(Beginning of GIVEN ENTRIES)

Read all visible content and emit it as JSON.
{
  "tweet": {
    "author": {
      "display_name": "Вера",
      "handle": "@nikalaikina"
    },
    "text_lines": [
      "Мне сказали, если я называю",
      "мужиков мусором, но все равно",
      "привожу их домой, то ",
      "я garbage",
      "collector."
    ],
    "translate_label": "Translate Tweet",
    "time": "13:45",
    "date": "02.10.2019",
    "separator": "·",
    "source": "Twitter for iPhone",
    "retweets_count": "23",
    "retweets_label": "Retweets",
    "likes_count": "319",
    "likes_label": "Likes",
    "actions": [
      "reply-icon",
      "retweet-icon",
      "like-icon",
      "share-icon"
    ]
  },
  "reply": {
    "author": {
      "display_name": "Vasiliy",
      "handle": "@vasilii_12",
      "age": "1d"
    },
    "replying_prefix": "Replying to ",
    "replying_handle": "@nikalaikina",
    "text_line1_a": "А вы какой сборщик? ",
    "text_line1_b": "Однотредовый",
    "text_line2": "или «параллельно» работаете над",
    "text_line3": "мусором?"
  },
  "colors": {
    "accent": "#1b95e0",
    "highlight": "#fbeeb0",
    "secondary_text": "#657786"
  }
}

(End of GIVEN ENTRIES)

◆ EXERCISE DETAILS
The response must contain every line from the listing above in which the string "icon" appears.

◆ ANSWER SPACE
      "reply-icon",
      "retweet-icon",
      "like-icon",
      "share-icon"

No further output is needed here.